I’ve got a Clavinova now. I started with a standard USB keyboard, and then progressed from there. An acoustic piano wasnt an option as we don’t have a wall to put it against and so I looked at digital ones. Ended up spending more than I initially planned, but hopefully something that will last me, makes me want to play it and was affordable with an interest finance deal.
This is useful insight thanks. Whether I ever progress to a point where I need to learn to play with separate hands is questionable and it’s probably in part a limitation of my musical notation reading as much as anything that I can’t visualise how the (mainly left hand parts) fit without being alongside the other hand part.
I also appreciate that it’s me trying to shortcut some of the groundwork practicing proper technique to rush to playing fun stuff, but it might be that that’s enough for my purposes.
Just been playing for a couple of hours, so relaxing! My USB-MIDI cable turned up too, which is nice, although it seems to keep crashing my browser, which is not so nice.
I will see if I can pick up a second-hand Clavinova over the coming months, otherwise I might just buy a Yamaha P45. The keyboard is fine for now, but I was just playing the accompaniment to Halo (very slowly) and ran out of keys on the bass side
Oh yeah I totally get that it’s not be for everyone and it’s a very traditional way of learning - predominantly beneficial for notated (western) classical music.
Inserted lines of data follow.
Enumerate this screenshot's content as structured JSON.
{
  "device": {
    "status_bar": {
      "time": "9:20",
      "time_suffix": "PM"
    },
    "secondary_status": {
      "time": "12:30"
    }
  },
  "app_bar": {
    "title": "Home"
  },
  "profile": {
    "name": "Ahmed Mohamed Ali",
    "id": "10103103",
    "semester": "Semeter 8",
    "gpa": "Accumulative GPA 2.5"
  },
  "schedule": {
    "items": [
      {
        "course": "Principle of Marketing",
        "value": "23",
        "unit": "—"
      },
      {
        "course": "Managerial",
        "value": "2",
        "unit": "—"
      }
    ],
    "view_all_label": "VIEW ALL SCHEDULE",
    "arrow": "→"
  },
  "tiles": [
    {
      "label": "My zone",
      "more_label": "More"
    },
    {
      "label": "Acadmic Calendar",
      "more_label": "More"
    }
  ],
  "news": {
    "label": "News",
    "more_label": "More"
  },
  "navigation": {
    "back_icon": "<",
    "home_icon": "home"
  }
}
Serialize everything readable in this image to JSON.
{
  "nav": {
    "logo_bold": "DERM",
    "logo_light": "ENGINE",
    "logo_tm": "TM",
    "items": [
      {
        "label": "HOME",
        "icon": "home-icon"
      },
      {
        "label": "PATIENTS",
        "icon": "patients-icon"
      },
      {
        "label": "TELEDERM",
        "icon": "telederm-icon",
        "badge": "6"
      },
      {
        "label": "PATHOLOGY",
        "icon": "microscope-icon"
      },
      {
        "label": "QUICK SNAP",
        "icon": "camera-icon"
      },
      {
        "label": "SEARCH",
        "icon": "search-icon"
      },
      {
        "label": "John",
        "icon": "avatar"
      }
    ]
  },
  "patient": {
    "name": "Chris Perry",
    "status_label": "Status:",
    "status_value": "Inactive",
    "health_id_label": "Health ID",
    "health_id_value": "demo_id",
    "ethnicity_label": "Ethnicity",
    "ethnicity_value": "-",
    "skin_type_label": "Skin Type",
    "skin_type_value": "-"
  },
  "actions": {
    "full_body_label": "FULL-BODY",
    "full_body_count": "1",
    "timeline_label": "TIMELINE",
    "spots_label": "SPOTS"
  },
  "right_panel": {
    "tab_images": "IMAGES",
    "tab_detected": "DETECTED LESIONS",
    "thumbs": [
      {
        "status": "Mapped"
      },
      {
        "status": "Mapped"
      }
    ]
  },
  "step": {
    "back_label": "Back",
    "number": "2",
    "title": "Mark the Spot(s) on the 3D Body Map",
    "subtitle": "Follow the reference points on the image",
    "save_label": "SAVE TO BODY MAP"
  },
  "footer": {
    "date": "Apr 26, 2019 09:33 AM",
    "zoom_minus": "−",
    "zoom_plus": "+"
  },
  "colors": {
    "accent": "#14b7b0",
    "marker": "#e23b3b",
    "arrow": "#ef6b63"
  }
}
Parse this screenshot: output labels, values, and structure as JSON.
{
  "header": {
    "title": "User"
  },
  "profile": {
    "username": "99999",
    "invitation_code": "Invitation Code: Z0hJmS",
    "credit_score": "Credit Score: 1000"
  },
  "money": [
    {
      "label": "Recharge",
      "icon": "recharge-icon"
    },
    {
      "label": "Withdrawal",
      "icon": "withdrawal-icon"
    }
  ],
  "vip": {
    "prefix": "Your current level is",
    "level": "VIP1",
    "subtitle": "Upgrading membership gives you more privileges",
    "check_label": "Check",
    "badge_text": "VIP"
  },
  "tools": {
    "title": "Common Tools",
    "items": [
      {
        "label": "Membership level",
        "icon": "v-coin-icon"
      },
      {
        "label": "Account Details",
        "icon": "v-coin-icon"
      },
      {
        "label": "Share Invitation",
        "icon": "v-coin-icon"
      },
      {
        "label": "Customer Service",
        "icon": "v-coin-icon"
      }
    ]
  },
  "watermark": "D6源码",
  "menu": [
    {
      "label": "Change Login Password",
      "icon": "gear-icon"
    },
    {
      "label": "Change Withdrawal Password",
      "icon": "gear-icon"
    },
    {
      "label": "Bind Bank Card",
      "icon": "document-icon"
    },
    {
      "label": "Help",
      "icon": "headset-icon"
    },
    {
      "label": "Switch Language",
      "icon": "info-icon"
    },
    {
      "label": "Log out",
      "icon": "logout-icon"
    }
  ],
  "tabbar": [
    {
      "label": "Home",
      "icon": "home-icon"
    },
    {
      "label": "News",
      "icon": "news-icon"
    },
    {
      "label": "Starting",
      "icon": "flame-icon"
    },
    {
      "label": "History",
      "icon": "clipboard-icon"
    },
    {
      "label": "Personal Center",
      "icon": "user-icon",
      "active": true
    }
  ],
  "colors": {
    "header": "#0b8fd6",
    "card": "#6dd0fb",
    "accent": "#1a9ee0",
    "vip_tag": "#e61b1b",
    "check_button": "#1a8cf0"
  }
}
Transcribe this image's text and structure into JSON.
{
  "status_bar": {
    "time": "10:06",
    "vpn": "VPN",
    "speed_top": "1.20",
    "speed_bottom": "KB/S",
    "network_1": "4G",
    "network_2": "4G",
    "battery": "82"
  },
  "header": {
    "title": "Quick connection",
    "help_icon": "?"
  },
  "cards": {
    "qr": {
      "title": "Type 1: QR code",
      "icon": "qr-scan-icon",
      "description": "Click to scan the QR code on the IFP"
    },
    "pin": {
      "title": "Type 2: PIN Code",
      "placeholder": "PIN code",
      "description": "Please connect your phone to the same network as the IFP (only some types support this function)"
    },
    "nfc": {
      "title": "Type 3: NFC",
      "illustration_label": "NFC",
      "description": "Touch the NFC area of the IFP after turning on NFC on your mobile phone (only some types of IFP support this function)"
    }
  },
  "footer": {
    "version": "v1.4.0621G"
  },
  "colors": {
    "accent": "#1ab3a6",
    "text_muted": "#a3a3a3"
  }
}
The main thing is playing the piano should be fun regardless of how you do it, so getting bogged down in ‘you must learn this way’ isn’t helpful!
Would agree with this, unless you’re determined to be busting out the Chopin it’s not really necessary to go full strict rigour. Even then, if you have a learning style that works for you, then that’s what’s most important. It’s an instrument, make it make nice sounds!
Source - I played piano pretty rigorously for over a decade when I was a kid and was tutored by a concert pianist. He was very much into the technical side of things and classical tuition, but was also of the mindset that it should actually be enjoyable